6 Yet in 1968 less than 10 per cent of UK journalists were graduates (Boyd-Barrett, 1970). The progression from school leaver to graduate job has occurred at a relatively steady pace in the UK over the last 40 years albeit at a slower rate than in America or parts of Western Europe. The first postgraduate journalism course in the UK was established at Cardiff University - formerly University College Cardiff - in 1970 (Evans, 2014) and more institutions followed suit, with postgraduate programmes in journalism being offered at 27 British universities by 2006.
7 (Hanna and Sanders (2007). Initially the industry was sceptical of "out of touch" graduates, still 3. preferring younger recruits trained at vocational further education courses (Hanna and Sanders, 2007, p405). But this scepticism gradually subsided as the conversion of polytechnics to universities in the late 1980s saw competitive expansion in higher education and the emergence of single honour journalism undergraduate degrees. Between 1996 and 2005 the number of applicants applying for undergraduate or Higher National Diploma journalism programmes rose by 61 per cent (Hanna and Sanders, 2007) and according to the Universities and Colleges Admissions Service there are currently around 100 single and joint undergraduate degree courses involving journalism and 200 postgraduate (UCAS, 2015).)

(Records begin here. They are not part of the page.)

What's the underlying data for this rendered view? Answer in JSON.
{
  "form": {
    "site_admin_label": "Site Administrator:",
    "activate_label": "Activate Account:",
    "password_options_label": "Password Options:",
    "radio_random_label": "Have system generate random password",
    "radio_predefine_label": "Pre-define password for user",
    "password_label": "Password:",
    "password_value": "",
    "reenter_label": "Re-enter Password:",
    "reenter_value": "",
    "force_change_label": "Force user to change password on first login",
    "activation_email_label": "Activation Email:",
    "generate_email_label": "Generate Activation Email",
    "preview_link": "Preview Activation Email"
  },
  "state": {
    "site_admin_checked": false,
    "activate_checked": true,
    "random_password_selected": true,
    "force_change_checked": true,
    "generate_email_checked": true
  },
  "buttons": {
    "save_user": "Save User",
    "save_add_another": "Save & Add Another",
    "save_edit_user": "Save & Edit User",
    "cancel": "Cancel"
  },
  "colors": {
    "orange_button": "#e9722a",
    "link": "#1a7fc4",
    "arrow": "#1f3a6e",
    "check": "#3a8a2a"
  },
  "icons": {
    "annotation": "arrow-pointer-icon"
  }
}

8 Yet the expansion of journalism training into higher education was initially resisted by the leading accreditation body, the National Council for the Training of Journalists (NCTJ), as they feared such degrees would create an over-supply of journalism recruits to the market (Hanna and Sanders, 2007). But resistance eventually shifted to co-operation and today the NCTJ accredits around 40. undergraduate and postgraduate courses including BA journalism , BA Broadcast journalism , MA Magazine journalism and MA Sports journalism together with approximately 30 further education and fast track courses (NCTJa, 2015), accounting for 13 per cent of all journalism Bachelor and Masters degrees.
9 Founded in 1951, in response to criticisms levelled at the ethics and training of journalists in the Royal Commission on the Press, the NCTJ is the oldest and most dominant accreditation body in the UK. Now operating as a charity, the NCTJ is regulated by The Office of Qualifications and Examinations Regulation and sets examinations for its Diploma and National Qualification in journalism . In 2013 nearly two thirds of journalists held a journalism qualification, with the most common qualification being the NCTJ which accounted for 73 per cent of all journalism qualifications (Spilsbury, 2013) meaning that just under half of all working journalists had an 4.
10 NCTJ qualification. Initially funded by industry and strongly supported by the National Union of Journalists (NUJ), the NCTJ controlled journalism training from the 1950s to the mid 1980s, setting caps on the number of training places in relation to vacancies in the regional press (Cole, 1998). But during the late 1980s and 1990s many newspaper groups withdrew from the NCTJ to set up their own training schemes or to transfer to the National Vocational Qualifications, which attracted public funding (NCTJb, 2015). Meanwhile higher education institutions encroached further into journalism education and "the whole area became a melting pot" (Cole, 1998, p6).